The Sauber C13 was a Formula One car. It was designed by André de Cortanze and Leo Ress for use by the Sauber Team in the 1994 Formula One season; the car was powered by a Ilmor 3.5L V10 engine badged as a Mercedes-Benz. The development of this car signalled Mercedes-Benz's return to Formula One, providing their first engine for an F1 car since 1955. Drivers for the team throughout the season were Karl Wendlinger, Andrea de Cesaris, JJ Lehto and Heinz-Harald Frentzen. Only Frentzen drove for the entire season. From the Spanish Grand Prix, the car ran with higher cockpit sides after Wendlinger suffered severe injuries in a side-on accident during qualifying at the Monaco Grand Prix which left him in a coma. Higher cockpit sides were made mandatory for all cars in the 1996 season, are still in use as of 2019; the C13 raced with Broker as main title sponsor until the 1994 French Grand Prix, when Tissot replaced them on the car. The C13 was replaced for the 1995 season by the Sauber C14
Wendell Holmes "Red" Camp was an American botanist, taxonomist and expert of the genus Vaccinium. Camp earned his B. Sc in geology from Otterbein College in 1925, he attended a graduate program at Ohio State University before switching his focus to botany. He completed his Ph. D from the university in 1932. In 1936, he was hired by the New York Botanical Garden as Assistant Curator, his first assignment was a collection trip to Oaxaca with Thomas Baillie MacDougall. Camp's research specialty involved the relationships and evolution of the Ericaceae, he collaborated with Charles Louis Gilly, he took leave from the NYBG to assist with the Société Haitiano-Américaine de Développement Agricole in Haiti in 1943. After leaving the Société, he spent the rest of the year traveling through South America in order to purchase loofahs for use as oil filters by the U. S. Navy, he joined the Mision de Cinchona in Ecuador from 1944 to 1945, working with William Campbell Steere. After the termination of the program, he was promoted to Associate Curator at the NYBG.
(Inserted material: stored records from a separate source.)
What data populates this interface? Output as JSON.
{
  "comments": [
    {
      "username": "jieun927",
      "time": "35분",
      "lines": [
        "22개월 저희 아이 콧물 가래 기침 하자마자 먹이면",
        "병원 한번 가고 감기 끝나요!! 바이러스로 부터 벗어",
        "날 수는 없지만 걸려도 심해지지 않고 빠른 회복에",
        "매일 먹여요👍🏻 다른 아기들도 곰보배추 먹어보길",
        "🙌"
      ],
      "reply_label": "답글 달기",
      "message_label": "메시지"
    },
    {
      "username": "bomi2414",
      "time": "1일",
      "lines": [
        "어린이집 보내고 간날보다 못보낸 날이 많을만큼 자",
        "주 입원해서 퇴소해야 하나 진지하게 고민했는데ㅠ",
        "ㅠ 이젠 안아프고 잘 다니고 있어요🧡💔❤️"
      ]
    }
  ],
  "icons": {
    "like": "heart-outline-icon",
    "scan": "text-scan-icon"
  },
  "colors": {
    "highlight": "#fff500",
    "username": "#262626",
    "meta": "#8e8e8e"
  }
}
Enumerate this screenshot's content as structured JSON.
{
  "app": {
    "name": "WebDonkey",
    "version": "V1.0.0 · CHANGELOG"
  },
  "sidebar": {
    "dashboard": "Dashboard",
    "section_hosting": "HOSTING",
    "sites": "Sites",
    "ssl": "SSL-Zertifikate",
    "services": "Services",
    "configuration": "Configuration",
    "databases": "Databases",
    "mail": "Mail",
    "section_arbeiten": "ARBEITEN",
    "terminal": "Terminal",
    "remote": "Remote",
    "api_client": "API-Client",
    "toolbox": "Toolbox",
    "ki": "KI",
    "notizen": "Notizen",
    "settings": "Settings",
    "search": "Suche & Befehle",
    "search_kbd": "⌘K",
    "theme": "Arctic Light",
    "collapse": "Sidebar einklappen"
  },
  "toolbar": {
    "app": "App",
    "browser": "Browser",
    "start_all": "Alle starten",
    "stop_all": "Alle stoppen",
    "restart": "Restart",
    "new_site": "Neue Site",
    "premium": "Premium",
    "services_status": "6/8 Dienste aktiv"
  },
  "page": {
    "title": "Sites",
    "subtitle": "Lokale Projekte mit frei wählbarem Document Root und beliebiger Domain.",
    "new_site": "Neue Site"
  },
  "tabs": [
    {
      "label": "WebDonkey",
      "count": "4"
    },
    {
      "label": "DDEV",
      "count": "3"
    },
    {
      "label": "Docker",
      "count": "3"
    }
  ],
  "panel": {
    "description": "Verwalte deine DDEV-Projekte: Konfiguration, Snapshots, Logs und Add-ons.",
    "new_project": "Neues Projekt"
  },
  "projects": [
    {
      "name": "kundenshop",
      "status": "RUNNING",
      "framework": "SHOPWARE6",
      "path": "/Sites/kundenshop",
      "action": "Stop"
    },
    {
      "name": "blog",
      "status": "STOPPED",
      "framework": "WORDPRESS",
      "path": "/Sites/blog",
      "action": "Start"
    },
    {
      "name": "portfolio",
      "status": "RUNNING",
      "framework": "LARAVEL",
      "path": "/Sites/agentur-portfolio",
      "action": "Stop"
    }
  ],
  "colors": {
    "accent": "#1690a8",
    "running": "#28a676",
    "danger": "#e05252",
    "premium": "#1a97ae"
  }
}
Receiving new funding from the Garden, he remained in Ecuador with his assistants to collect plants. He collected 3 % of which were determined to be new taxa. Camp left the NYBG in 1949 for a position as Curator of Experimental Botany and Horticulture at Academy of Natural Sciences of Philadelphia. One of his duties was helping design the Taylor Memorial Arboretum for public visitation. In 1949, he served as President of the American Society of Plant Taxonomists. In 1953, he was hired as chair of the Department of Botany at the University of Connecticut, he remained there until his death from a brain tumor in 1963. The species Cavendishia campii, Fuschia campii, Themistoclesia campii are named after him; the standard author abbreviation Camp is used to indicate this person as the author when citing a botanical name